Segment Start: THE RECORDS

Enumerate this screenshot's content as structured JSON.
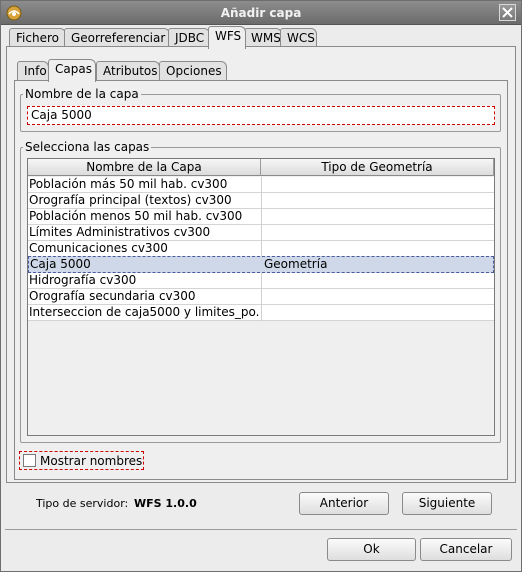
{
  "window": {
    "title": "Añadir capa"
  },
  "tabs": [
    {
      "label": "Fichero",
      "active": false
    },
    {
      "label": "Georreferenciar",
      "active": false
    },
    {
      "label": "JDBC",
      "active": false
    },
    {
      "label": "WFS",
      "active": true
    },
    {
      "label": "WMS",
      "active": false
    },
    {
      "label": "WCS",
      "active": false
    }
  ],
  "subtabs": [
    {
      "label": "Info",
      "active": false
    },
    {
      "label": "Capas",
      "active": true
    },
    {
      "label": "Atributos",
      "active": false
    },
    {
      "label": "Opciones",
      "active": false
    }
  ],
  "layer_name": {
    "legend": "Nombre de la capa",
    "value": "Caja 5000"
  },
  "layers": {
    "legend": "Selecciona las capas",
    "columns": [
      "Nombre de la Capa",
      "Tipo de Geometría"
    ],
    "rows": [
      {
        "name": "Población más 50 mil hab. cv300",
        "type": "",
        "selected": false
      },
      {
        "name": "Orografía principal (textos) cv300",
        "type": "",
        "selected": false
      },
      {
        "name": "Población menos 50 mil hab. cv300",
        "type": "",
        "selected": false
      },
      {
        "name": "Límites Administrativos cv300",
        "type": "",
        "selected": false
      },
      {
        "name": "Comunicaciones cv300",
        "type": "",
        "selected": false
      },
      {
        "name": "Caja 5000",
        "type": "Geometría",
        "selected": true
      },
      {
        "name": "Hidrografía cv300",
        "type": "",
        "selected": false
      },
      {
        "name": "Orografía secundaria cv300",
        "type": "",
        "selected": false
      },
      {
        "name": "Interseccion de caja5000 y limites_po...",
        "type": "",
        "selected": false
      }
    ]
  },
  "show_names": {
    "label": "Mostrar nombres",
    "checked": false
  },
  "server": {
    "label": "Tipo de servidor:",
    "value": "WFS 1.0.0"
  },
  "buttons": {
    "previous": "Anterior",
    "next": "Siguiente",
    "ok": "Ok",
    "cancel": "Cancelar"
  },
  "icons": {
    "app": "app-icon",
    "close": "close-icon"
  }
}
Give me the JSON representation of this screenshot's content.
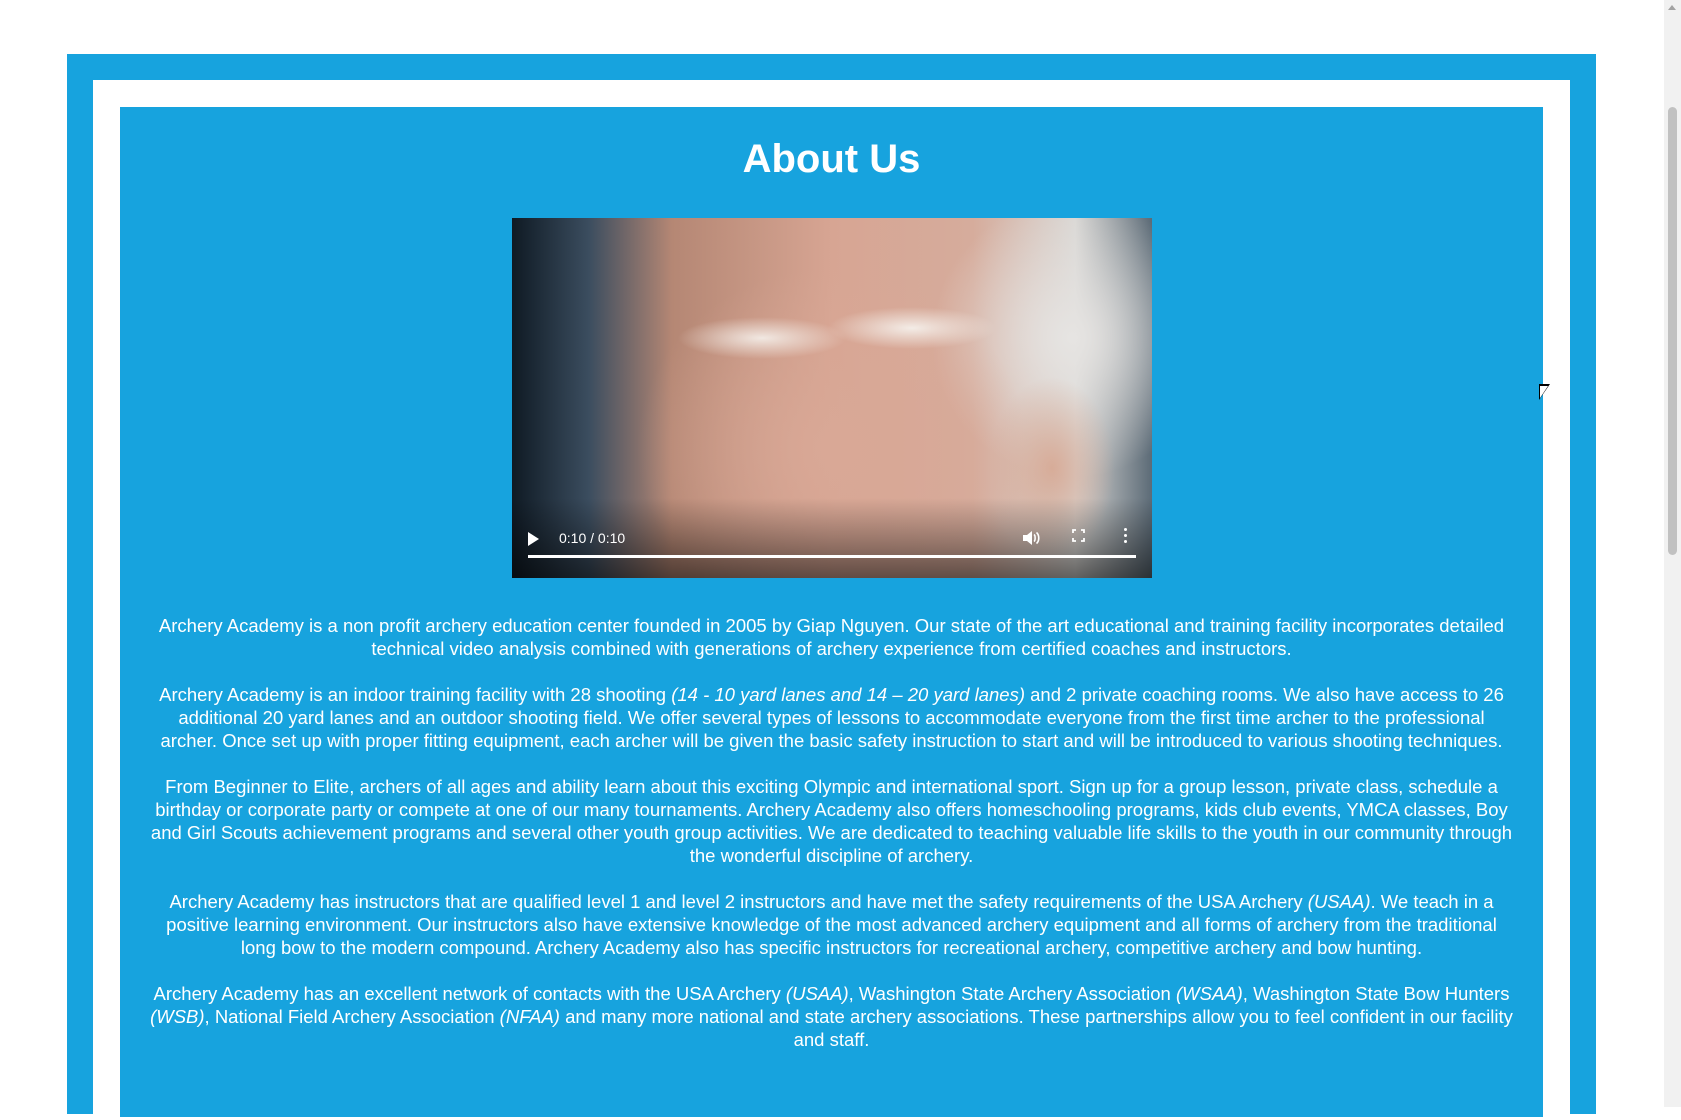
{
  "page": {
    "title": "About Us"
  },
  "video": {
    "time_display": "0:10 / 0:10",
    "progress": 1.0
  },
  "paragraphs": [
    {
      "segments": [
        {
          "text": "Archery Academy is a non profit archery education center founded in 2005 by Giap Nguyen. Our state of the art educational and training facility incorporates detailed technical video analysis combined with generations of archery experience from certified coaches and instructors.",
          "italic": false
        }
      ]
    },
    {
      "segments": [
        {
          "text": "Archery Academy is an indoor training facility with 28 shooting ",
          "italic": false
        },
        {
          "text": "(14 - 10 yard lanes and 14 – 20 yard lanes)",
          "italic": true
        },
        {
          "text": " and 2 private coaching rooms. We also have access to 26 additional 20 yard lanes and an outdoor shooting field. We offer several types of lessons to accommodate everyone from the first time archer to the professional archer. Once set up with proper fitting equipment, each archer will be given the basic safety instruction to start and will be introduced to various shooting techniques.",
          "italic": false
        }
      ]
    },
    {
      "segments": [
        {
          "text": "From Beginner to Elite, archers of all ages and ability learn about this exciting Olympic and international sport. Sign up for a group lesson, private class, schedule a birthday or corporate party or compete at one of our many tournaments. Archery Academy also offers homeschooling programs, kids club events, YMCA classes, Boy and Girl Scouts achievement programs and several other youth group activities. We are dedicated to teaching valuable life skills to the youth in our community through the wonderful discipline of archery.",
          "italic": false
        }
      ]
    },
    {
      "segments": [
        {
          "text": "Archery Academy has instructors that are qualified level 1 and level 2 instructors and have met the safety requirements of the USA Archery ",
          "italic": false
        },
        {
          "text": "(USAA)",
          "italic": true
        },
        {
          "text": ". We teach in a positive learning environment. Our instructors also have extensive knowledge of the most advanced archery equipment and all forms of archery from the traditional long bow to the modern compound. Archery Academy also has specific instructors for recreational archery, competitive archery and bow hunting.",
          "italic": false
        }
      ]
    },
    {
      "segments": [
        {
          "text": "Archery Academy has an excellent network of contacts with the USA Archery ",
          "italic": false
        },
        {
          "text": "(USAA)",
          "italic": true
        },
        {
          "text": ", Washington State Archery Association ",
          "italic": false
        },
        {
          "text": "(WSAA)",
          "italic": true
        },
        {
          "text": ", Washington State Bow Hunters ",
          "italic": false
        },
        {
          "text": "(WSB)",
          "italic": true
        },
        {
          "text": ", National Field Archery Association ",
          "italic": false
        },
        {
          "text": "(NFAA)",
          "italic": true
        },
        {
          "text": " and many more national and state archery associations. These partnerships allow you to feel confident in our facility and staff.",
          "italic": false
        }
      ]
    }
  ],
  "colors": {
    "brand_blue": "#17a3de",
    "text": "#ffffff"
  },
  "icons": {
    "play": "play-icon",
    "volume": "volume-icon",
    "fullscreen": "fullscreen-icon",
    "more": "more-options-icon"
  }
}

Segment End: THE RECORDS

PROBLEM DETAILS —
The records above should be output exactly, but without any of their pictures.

TASK ANSWER —
Enumerate this screenshot's content as structured JSON.
{
  "window": {
    "title": "Añadir capa"
  },
  "tabs": [
    {
      "label": "Fichero",
      "active": false
    },
    {
      "label": "Georreferenciar",
      "active": false
    },
    {
      "label": "JDBC",
      "active": false
    },
    {
      "label": "WFS",
      "active": true
    },
    {
      "label": "WMS",
      "active": false
    },
    {
      "label": "WCS",
      "active": false
    }
  ],
  "subtabs": [
    {
      "label": "Info",
      "active": false
    },
    {
      "label": "Capas",
      "active": true
    },
    {
      "label": "Atributos",
      "active": false
    },
    {
      "label": "Opciones",
      "active": false
    }
  ],
  "layer_name": {
    "legend": "Nombre de la capa",
    "value": "Caja 5000"
  },
  "layers": {
    "legend": "Selecciona las capas",
    "columns": [
      "Nombre de la Capa",
      "Tipo de Geometría"
    ],
    "rows": [
      {
        "name": "Población más 50 mil hab. cv300",
        "type": "",
        "selected": false
      },
      {
        "name": "Orografía principal (textos) cv300",
        "type": "",
        "selected": false
      },
      {
        "name": "Población menos 50 mil hab. cv300",
        "type": "",
        "selected": false
      },
      {
        "name": "Límites Administrativos cv300",
        "type": "",
        "selected": false
      },
      {
        "name": "Comunicaciones cv300",
        "type": "",
        "selected": false
      },
      {
        "name": "Caja 5000",
        "type": "Geometría",
        "selected": true
      },
      {
        "name": "Hidrografía cv300",
        "type": "",
        "selected": false
      },
      {
        "name": "Orografía secundaria cv300",
        "type": "",
        "selected": false
      },
      {
        "name": "Interseccion de caja5000 y limites_po...",
        "type": "",
        "selected": false
      }
    ]
  },
  "show_names": {
    "label": "Mostrar nombres",
    "checked": false
  },
  "server": {
    "label": "Tipo de servidor:",
    "value": "WFS 1.0.0"
  },
  "buttons": {
    "previous": "Anterior",
    "next": "Siguiente",
    "ok": "Ok",
    "cancel": "Cancelar"
  },
  "icons": {
    "app": "app-icon",
    "close": "close-icon"
  }
}
Give me the JSON representation of this screenshot's content.
{
  "page": {
    "title": "About Us"
  },
  "video": {
    "time_display": "0:10 / 0:10",
    "progress": 1.0
  },
  "paragraphs": [
    {
      "segments": [
        {
          "text": "Archery Academy is a non profit archery education center founded in 2005 by Giap Nguyen. Our state of the art educational and training facility incorporates detailed technical video analysis combined with generations of archery experience from certified coaches and instructors.",
          "italic": false
        }
      ]
    },
    {
      "segments": [
        {
          "text": "Archery Academy is an indoor training facility with 28 shooting ",
          "italic": false
        },
        {
          "text": "(14 - 10 yard lanes and 14 – 20 yard lanes)",
          "italic": true
        },
        {
          "text": " and 2 private coaching rooms. We also have access to 26 additional 20 yard lanes and an outdoor shooting field. We offer several types of lessons to accommodate everyone from the first time archer to the professional archer. Once set up with proper fitting equipment, each archer will be given the basic safety instruction to start and will be introduced to various shooting techniques.",
          "italic": false
        }
      ]
    },
    {
      "segments": [
        {
          "text": "From Beginner to Elite, archers of all ages and ability learn about this exciting Olympic and international sport. Sign up for a group lesson, private class, schedule a birthday or corporate party or compete at one of our many tournaments. Archery Academy also offers homeschooling programs, kids club events, YMCA classes, Boy and Girl Scouts achievement programs and several other youth group activities. We are dedicated to teaching valuable life skills to the youth in our community through the wonderful discipline of archery.",
          "italic": false
        }
      ]
    },
    {
      "segments": [
        {
          "text": "Archery Academy has instructors that are qualified level 1 and level 2 instructors and have met the safety requirements of the USA Archery ",
          "italic": false
        },
        {
          "text": "(USAA)",
          "italic": true
        },
        {
          "text": ". We teach in a positive learning environment. Our instructors also have extensive knowledge of the most advanced archery equipment and all forms of archery from the traditional long bow to the modern compound. Archery Academy also has specific instructors for recreational archery, competitive archery and bow hunting.",
          "italic": false
        }
      ]
    },
    {
      "segments": [
        {
          "text": "Archery Academy has an excellent network of contacts with the USA Archery ",
          "italic": false
        },
        {
          "text": "(USAA)",
          "italic": true
        },
        {
          "text": ", Washington State Archery Association ",
          "italic": false
        },
        {
          "text": "(WSAA)",
          "italic": true
        },
        {
          "text": ", Washington State Bow Hunters ",
          "italic": false
        },
        {
          "text": "(WSB)",
          "italic": true
        },
        {
          "text": ", National Field Archery Association ",
          "italic": false
        },
        {
          "text": "(NFAA)",
          "italic": true
        },
        {
          "text": " and many more national and state archery associations. These partnerships allow you to feel confident in our facility and staff.",
          "italic": false
        }
      ]
    }
  ],
  "colors": {
    "brand_blue": "#17a3de",
    "text": "#ffffff"
  },
  "icons": {
    "play": "play-icon",
    "volume": "volume-icon",
    "fullscreen": "fullscreen-icon",
    "more": "more-options-icon"
  }
}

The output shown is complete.